Beeps: The world of technology can never be complete without a beep. Whenever I hear a beep, I panic! I frantically look around! What did I do? Where did I go wrong? It’s either that I’ve forgotten my microwave or something is burning in the oven; or I haven’t tied my car-seat belt; or I have missed my train in the subway; or the smoke alarm is about to go off! The scariest of them all is the smoke alarm. It makes me feel guilty for roasting or grilling some good food. And then there’s the fire alarm which is the Big Boss!!

These beeps in my life are constantly reprimanding me that I am not living my life up to their standards. The car beep starts shrieking the moment it sees me and won’t stop until my seat belt is fastened tight. I mean, I need some breathing space! And then when I am happy that I have fulfilled all the ‘beep’ rules… my Facebook chat window beeps!

Son’s Room:
These days whenever I enter my son’s room, I have to look good. Brush my hair, dab a little lipstick, adjust my tattered home clothes. Why? Because he is always on Skype, chatting with someone. I walk in full view of a stranger from his laptop staring at me. “Who’s that?” “Your minder?” Every time I have to knock, peep, say, “Hello! Is anyone there?”, sometimes, even when the room’s empty.

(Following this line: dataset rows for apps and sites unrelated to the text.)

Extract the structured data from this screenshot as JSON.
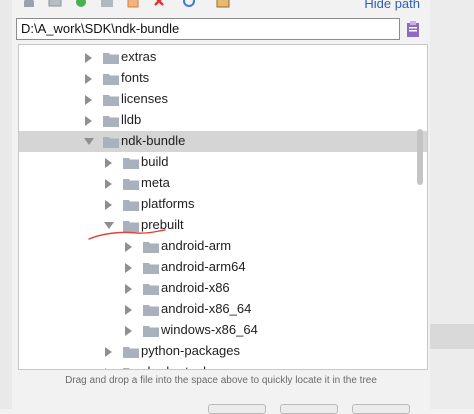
{
  "toolbar": {
    "hide_path_label": "Hide path",
    "icons": [
      "home-icon",
      "desktop-icon",
      "project-icon",
      "new-folder-icon",
      "delete-icon",
      "refresh-icon",
      "show-hidden-icon"
    ]
  },
  "path": {
    "value": "D:\\A_work\\SDK\\ndk-bundle"
  },
  "tree": {
    "items": [
      {
        "label": "extras",
        "expanded": false,
        "selected": false
      },
      {
        "label": "fonts",
        "expanded": false,
        "selected": false
      },
      {
        "label": "licenses",
        "expanded": false,
        "selected": false
      },
      {
        "label": "lldb",
        "expanded": false,
        "selected": false
      },
      {
        "label": "ndk-bundle",
        "expanded": true,
        "selected": true
      },
      {
        "label": "build",
        "expanded": false,
        "selected": false
      },
      {
        "label": "meta",
        "expanded": false,
        "selected": false
      },
      {
        "label": "platforms",
        "expanded": false,
        "selected": false
      },
      {
        "label": "prebuilt",
        "expanded": true,
        "selected": false
      },
      {
        "label": "android-arm",
        "expanded": false,
        "selected": false
      },
      {
        "label": "android-arm64",
        "expanded": false,
        "selected": false
      },
      {
        "label": "android-x86",
        "expanded": false,
        "selected": false
      },
      {
        "label": "android-x86_64",
        "expanded": false,
        "selected": false
      },
      {
        "label": "windows-x86_64",
        "expanded": false,
        "selected": false
      },
      {
        "label": "python-packages",
        "expanded": false,
        "selected": false
      },
      {
        "label": "shader-tools",
        "expanded": false,
        "selected": false
      }
    ]
  },
  "hint": "Drag and drop a file into the space above to quickly locate it in the tree",
  "colors": {
    "folder": "#a9b1bc",
    "selection": "#d5d5d5",
    "link": "#2f5fb3",
    "annotation": "#e0443a"
  }
}
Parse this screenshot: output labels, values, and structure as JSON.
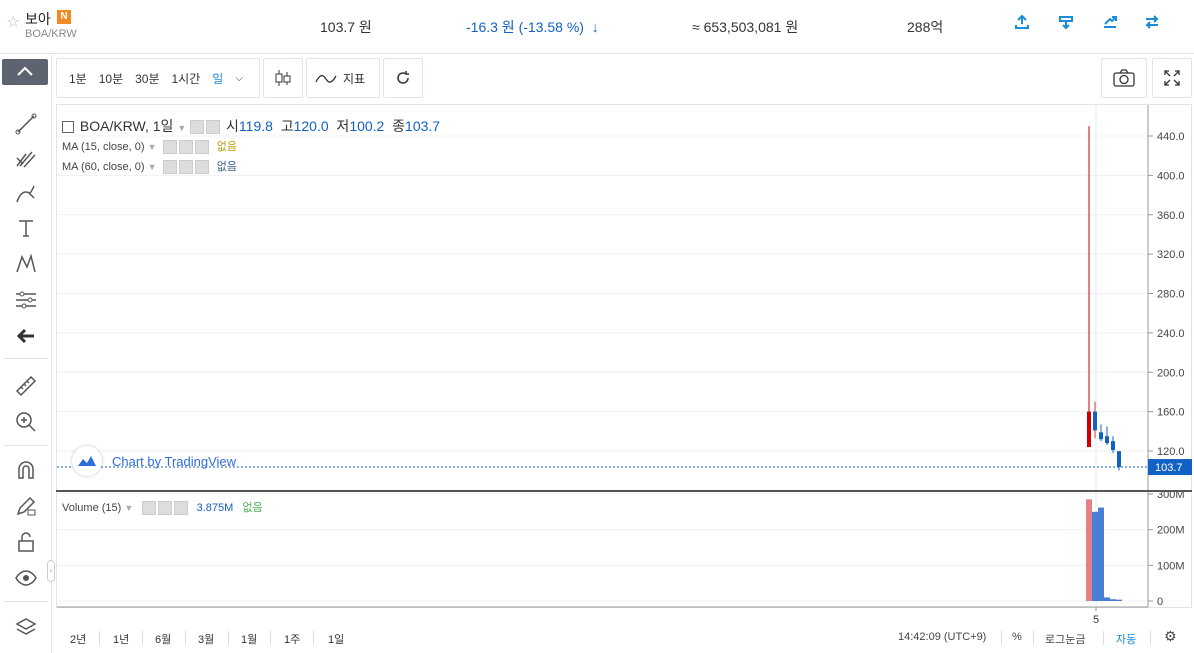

Life was much simpler those days. We didn’t have cell-phones to carry to school, picnics or hang-outs. But our parents never panicked if we were a tad late. We never had computers and so friends were constantly hanging out. Laughing with each other, going shopping together, eying handsome men or beautiful women, reading books, romancing in the library…. It was all so charming.

With the world getting crammed up inside ‘tabs’ on a computer screen, most relationships are getting virtual.
Poke: The other day my son ‘poked’ me: no, not physically, but virtually, on Facebook, from his computer, sitting right next to me! I was :O

Sigh!! These relationships I share with technology around are simply falling apart!

Published in Generation Next newspaper, Nov 23, 2011 (Read it here)
By Kaberi Chatterjee